- [Records for this task]:
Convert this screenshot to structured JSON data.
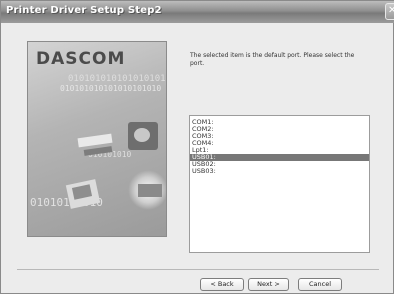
{
  "window": {
    "title": "Printer Driver Setup Step2",
    "close_glyph": "✕"
  },
  "banner": {
    "logo": "DASCOM",
    "binary_1": "01010101010101010101",
    "binary_2": "010101010101010101010",
    "binary_3": "010101010",
    "binary_4": "01010101010"
  },
  "description": "The selected item is the default port. Please select the port.",
  "ports": {
    "items": [
      "COM1:",
      "COM2:",
      "COM3:",
      "COM4:",
      "Lpt1:",
      "USB01:",
      "USB02:",
      "USB03:"
    ],
    "selected": "USB01:"
  },
  "buttons": {
    "back": "< Back",
    "next": "Next >",
    "cancel": "Cancel"
  }
}
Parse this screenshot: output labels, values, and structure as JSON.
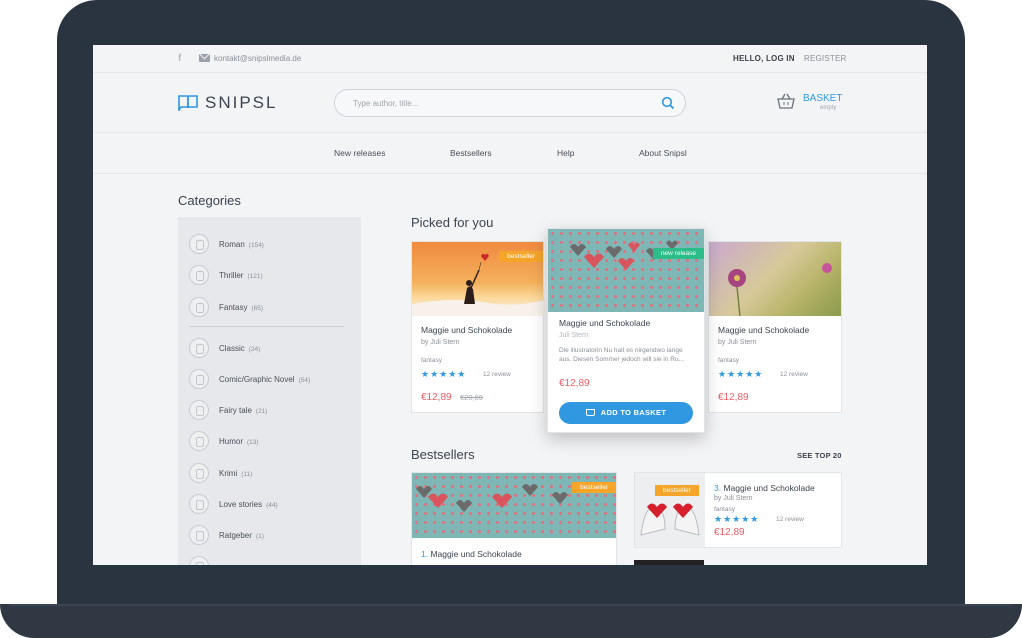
{
  "topbar": {
    "email": "kontakt@snipslmedia.de",
    "login": "HELLO, LOG IN",
    "register": "REGISTER"
  },
  "header": {
    "logo": "SNIPSL",
    "search_placeholder": "Type author, title...",
    "basket_label": "BASKET",
    "basket_status": "empty"
  },
  "nav": [
    "New releases",
    "Bestsellers",
    "Help",
    "About Snipsl"
  ],
  "categories": {
    "title": "Categories",
    "items": [
      {
        "name": "Roman",
        "count": "(154)"
      },
      {
        "name": "Thriller",
        "count": "(121)"
      },
      {
        "name": "Fantasy",
        "count": "(65)"
      },
      {
        "name": "Classic",
        "count": "(24)"
      },
      {
        "name": "Comic/Graphic Novel",
        "count": "(54)"
      },
      {
        "name": "Fairy tale",
        "count": "(21)"
      },
      {
        "name": "Humor",
        "count": "(13)"
      },
      {
        "name": "Krimi",
        "count": "(11)"
      },
      {
        "name": "Love stories",
        "count": "(44)"
      },
      {
        "name": "Ratgeber",
        "count": "(1)"
      }
    ]
  },
  "picked": {
    "title": "Picked for you",
    "cards": [
      {
        "badge": "bestseller",
        "title": "Maggie und Schokolade",
        "author": "by Juli Stern",
        "genre": "fantasy",
        "stars": "★★★★★",
        "reviews": "12 review",
        "price": "€12,89",
        "old_price": "€20,89"
      },
      {
        "badge": "new release",
        "title": "Maggie und Schokolade",
        "author": "Juli Stern",
        "desc": "Die illustratorin Nu halt es nirgendwo lange aus. Diesen Sommer jedoch will sie in Ru...",
        "price": "€12,89",
        "button": "ADD TO BASKET"
      },
      {
        "title": "Maggie und Schokolade",
        "author": "by Juli Stern",
        "genre": "fantasy",
        "stars": "★★★★★",
        "reviews": "12 review",
        "price": "€12,89"
      }
    ]
  },
  "bestsellers": {
    "title": "Bestsellers",
    "see_top": "SEE TOP 20",
    "cards": [
      {
        "badge": "bestseller",
        "rank": "1.",
        "title": "Maggie und Schokolade"
      },
      {
        "badge": "bestseller",
        "rank": "3.",
        "title": "Maggie und Schokolade",
        "author": "by Juli Stern",
        "genre": "fantasy",
        "stars": "★★★★★",
        "reviews": "12 review",
        "price": "€12,89"
      }
    ]
  },
  "colors": {
    "accent": "#2f98e0",
    "price": "#ee5c63",
    "badge": "#f4a52a",
    "new_badge": "#2dbd8a",
    "bezel": "#2a3340"
  }
}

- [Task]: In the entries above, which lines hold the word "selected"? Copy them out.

- [Solution to this problem]:
  "description": "The selected item is the default port. Please select the port.",
    "selected": "USB01:"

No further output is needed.